SC: It’s pretty exciting that you are secretly my mom.
MA: There weren’t many collections of essays, at least not by women, when I Was Told There’d Be Cake came out. And then it blew up. What was that experience like and do you think the landscape for personal essays has changed?
SC: Yes, if by landscape we mean the venues that inform that landscape. I started writing for The Village Voice, The New York Observer and the “City” section of The New York Times and nary a one of those sections/publications exist now, at least not in a way they used to.
In their place, around 2011–2014, there was this boom and bastardization of the confessional essay online. I hate to say this but women in specific were being rewarded (not financially, obviously) for sharing their most intimate moments or gutting their friends and sexual partners. This is nothing new, a time-honored weirdness of our culture. But suddenly it’s not just that they were being rewarded, they were being told it was high art and the wave of the future. And if you didn’t like it? Must because you’re prude or offended or can’t handle the truth, Old Lady. And I was all: Yes, you’re right, I can’t. Because I signed up for your thoughts and what’s important about your story and a point, not just the facts of the case. That’s what a personal essay is. I also signed up to be entertained or educated.
The good news is I think we’ve really moved past that and now what’s happening is that there’s more room for deep, smart, funny work by everyone online, not just women. The New Yorker and Vogue and The Paris Review were not publishing meaty personal essays online until around 2015, I’d say. And there are so many longform websites now or, say, publications like The Baffler. It feels like the bar has been raised again, back to where it should be. Which is a rare occurrence, for America. I don’t actually know if any of my dates are right here. I am not an Internetologist.
“I hate to say this but women in specific were being rewarded (not financially, obviously) for sharing their most intimate moments or gutting their friends and sexual partners.”
MA: Don’t be hard on yourself. You are an Internetologist. You got your PhD in Internetology and you have a tenured position at Internet College!
SC: I mean, sure. That’s factual.
MA: What about the experience of Cake coming out, personally?
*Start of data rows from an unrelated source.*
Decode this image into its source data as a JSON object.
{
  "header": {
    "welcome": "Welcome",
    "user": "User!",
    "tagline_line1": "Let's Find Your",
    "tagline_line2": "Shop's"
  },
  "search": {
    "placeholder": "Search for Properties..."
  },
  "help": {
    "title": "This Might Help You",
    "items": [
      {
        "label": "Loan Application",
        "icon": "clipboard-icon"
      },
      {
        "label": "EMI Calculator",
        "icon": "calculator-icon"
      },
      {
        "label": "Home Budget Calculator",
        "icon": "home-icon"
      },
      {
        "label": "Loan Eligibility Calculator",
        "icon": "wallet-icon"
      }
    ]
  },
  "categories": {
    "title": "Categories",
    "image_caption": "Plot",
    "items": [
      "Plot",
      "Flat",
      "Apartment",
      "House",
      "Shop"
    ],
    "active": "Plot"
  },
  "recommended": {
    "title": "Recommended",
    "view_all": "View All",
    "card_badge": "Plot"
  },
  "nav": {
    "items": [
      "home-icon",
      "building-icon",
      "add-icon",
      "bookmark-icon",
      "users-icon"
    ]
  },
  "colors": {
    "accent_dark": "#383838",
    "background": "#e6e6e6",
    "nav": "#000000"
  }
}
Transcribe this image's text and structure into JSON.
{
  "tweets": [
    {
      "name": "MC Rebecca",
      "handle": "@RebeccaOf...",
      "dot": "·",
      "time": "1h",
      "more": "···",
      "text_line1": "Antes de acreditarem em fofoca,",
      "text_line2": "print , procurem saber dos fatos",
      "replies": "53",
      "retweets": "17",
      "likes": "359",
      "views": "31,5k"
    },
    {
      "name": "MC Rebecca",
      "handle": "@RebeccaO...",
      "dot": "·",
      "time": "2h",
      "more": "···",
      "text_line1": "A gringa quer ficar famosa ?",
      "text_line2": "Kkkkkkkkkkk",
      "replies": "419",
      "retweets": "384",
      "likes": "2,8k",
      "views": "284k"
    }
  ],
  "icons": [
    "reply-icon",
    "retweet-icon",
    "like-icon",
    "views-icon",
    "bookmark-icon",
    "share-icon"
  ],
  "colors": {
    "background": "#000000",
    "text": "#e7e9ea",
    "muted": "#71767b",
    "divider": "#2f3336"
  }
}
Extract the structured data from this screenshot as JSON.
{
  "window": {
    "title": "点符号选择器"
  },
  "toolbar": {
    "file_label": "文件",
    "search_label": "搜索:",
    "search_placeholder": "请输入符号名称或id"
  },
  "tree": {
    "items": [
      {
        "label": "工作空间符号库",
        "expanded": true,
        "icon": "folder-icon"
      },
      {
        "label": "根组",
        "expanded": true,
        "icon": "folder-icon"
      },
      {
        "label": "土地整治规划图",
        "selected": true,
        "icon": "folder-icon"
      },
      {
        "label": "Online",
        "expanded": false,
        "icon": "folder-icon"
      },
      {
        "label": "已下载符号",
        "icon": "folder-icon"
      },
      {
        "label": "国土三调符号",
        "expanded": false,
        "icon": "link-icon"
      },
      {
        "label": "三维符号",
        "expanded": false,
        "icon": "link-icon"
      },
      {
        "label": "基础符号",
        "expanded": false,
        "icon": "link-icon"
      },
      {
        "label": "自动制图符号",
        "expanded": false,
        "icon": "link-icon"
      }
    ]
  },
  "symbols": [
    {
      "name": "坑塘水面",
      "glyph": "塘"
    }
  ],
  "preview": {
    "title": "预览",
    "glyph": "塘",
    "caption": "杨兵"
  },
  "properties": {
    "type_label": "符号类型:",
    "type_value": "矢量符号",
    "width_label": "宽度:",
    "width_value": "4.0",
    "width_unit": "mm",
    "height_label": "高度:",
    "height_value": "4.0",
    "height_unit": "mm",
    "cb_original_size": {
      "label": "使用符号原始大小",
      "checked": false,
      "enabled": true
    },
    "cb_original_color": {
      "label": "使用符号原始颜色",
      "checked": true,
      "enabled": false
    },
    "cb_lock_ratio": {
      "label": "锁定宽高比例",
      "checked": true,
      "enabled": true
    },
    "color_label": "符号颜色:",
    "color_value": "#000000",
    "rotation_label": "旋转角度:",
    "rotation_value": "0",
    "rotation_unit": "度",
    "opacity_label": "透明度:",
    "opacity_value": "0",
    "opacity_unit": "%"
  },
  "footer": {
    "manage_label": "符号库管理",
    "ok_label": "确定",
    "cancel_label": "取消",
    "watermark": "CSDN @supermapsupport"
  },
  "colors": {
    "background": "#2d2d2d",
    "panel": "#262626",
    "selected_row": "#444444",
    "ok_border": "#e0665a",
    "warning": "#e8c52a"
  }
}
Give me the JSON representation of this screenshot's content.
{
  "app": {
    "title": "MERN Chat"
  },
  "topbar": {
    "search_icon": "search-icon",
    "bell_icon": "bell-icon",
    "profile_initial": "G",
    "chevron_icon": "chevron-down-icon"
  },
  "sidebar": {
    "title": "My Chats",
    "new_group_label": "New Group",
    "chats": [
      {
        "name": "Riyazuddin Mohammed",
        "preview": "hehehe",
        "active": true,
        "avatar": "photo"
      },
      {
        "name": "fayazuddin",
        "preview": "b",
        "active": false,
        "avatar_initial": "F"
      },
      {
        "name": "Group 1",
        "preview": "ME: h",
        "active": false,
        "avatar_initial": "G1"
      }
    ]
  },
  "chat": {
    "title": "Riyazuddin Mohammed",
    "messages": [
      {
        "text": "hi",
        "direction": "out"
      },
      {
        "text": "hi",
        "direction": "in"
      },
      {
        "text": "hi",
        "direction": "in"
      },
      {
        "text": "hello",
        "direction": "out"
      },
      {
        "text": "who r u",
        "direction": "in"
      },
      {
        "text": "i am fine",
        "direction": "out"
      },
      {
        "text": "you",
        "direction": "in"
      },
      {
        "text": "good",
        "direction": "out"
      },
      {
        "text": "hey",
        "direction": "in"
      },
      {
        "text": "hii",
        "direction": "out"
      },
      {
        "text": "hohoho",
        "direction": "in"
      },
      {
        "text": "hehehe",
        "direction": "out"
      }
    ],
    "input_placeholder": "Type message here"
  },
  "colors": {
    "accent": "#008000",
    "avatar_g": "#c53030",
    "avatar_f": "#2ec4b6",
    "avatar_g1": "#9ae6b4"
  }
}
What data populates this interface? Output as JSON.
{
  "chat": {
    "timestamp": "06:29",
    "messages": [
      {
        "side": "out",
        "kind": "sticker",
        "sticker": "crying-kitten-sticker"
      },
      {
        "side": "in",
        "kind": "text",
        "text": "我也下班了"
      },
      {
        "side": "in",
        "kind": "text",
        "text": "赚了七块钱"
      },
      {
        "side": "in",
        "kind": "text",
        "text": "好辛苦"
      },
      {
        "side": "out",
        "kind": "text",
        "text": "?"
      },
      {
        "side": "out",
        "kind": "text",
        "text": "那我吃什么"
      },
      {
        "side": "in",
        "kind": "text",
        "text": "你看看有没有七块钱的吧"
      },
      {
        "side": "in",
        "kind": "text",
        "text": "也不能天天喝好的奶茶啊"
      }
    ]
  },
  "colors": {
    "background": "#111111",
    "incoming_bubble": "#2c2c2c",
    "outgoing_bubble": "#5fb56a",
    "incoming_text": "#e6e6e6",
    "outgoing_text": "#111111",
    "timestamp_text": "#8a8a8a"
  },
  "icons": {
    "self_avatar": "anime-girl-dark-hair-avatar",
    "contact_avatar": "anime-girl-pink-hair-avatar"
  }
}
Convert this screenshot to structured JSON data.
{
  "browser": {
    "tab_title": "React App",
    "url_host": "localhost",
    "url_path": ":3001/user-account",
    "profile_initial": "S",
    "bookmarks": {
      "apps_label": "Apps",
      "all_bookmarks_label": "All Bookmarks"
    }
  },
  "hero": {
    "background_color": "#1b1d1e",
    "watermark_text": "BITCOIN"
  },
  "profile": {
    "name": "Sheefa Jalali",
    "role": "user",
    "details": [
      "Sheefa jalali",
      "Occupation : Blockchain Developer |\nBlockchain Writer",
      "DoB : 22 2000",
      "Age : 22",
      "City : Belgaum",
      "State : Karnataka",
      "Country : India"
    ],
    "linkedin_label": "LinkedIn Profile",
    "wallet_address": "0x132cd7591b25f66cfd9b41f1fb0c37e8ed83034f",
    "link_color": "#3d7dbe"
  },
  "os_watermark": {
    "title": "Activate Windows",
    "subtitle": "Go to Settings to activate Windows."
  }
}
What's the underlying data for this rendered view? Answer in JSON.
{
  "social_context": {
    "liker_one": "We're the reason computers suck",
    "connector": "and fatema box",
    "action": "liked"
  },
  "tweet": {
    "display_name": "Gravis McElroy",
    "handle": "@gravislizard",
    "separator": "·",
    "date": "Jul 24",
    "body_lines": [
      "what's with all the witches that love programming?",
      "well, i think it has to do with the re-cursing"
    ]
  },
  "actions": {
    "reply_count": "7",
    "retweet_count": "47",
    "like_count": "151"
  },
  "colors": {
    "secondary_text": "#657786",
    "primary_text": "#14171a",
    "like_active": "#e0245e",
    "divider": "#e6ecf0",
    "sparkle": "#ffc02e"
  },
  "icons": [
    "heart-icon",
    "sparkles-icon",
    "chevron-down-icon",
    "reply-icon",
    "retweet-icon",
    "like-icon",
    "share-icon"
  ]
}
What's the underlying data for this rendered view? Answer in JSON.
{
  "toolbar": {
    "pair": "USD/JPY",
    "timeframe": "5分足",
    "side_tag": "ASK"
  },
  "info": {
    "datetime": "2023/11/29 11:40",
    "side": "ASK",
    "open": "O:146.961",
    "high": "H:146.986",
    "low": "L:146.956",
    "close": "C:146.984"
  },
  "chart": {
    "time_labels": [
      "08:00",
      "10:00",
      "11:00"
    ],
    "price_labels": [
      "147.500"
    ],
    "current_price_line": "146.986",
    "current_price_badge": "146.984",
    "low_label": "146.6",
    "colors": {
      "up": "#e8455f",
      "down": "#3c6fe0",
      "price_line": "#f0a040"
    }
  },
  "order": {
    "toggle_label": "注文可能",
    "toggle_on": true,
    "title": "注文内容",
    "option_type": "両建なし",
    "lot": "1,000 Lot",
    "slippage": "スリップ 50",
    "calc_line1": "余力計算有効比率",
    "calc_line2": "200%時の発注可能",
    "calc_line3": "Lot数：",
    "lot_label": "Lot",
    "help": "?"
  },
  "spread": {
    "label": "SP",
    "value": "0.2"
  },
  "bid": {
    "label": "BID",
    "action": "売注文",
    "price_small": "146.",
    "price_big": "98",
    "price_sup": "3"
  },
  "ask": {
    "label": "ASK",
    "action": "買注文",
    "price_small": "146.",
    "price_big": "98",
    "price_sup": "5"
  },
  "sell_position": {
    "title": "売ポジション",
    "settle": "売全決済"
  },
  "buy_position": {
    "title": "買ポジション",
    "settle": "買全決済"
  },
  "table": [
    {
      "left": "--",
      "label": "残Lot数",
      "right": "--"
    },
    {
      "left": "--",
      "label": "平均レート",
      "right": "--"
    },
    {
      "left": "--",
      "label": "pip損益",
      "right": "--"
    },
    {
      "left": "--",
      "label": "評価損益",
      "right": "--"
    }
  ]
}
SC: I wish I had understood more about what was happening at the time. I didn’t have a sense that people were reading it or that they were finding themselves in it. It was a paperback original for which I was paid a pittance so that helped confirm the idea that no matter what, it really wasn’t a big deal. The first moment that floored me was a TSA agent in Madison, Wisconsin who checked my ID and told me my writing made her laugh. I was dumbstruck. I wanted to live in the Madison airport. Then publishers started using my book in their press materials and in marketing meetings. Then the title started showing up in cartoons that had nothing to do with the book, political cartoons in the New York Post, things like that.
It’s probably not surprising that I understand it much better now than I did then. Because while I was very far from the first woman to write personal humor essays (understatement), Cake did land in a place where they just weren’t selling. That was a boy’s club. And so if that coincidence means I had any part in the fact that more women get money to tell their stories now, great stories, if I laid even a piece of that pipe by being a comparison title, good.
MA: This is beautiful. I’m crying so hard I can barely type anymore, the tears are getting everywhere. Gdoam youey, slaone!!!
SC: DO YOU NEED DONUT SOUP? Is that what this is about? Pull yourself together.
MA: Okay, fine. Last question then. What’s the weirdest question someone has ever asked you at a reading?
SC: The location of another author’s reading. And that’s not me being an insufferable depressive. That’s me living in the world.